681 forum posts
OK, it's true. When I started backpacking, I used a bright orange tube tent, and it served its purpose. And there's a reason that alpine shelters are bright orange. When you need a rescue in the snow, that orange color can help get you seen, found, and rescued. But what does that have to do with backpackers today? Not much. And frankly, I've grown a little tired of seeing bright orange and yellow blobs of color decorating so many photogenic sites, as if they are posing for the cover of a magazine.
If we really subscribe to Leave No Trace principles, shouldn't that also apply to leaving the landscape views unmarred by glaringly unnatural colors? It's a little like those hikers in the Southwest who insist upon climbing up into the rock arches, and then staying there for hours, ruining every other hiker's hope for a more natural photo.
So when was the last time you saw a magazine photo of a backpacking camp that didn't feature day-glo colors blobbed onto the wilderness? That's hardly the epitome of the natural world. We hope that tent manufacturers will take note: stop polluting the views with your logoed eyesores.

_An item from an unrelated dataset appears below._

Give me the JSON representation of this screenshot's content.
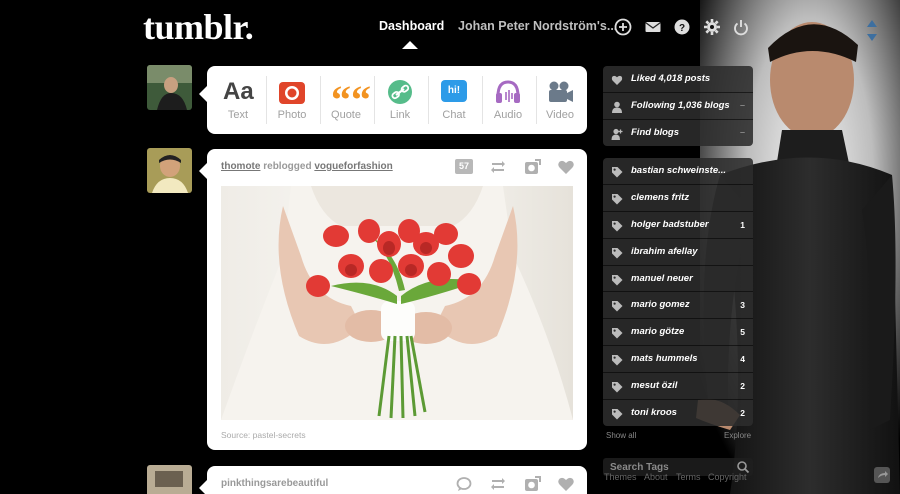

Epic campsites? They should be quietly hidden in among the trees, where they can't be seen (and where you can also enjoy some shade during the day), not plopped into the view of every other hiker who makes the effort to enjoy the wilderness. When I started making my own tents, I began with a neutral slate blue material. And then later on, I used an even lighter pale granite color. This was so successful that we once found that another group had set up their camp within 25 feet of ours, because they didn't realize that our tent was a tent, not a granite boulder among the trees. And today, I have to give kudos to our Tarptent. I'm delighted with the performance of the tent. And I'm delighted that it fades nicely into the landscape with its soft grey color. LNT indeed.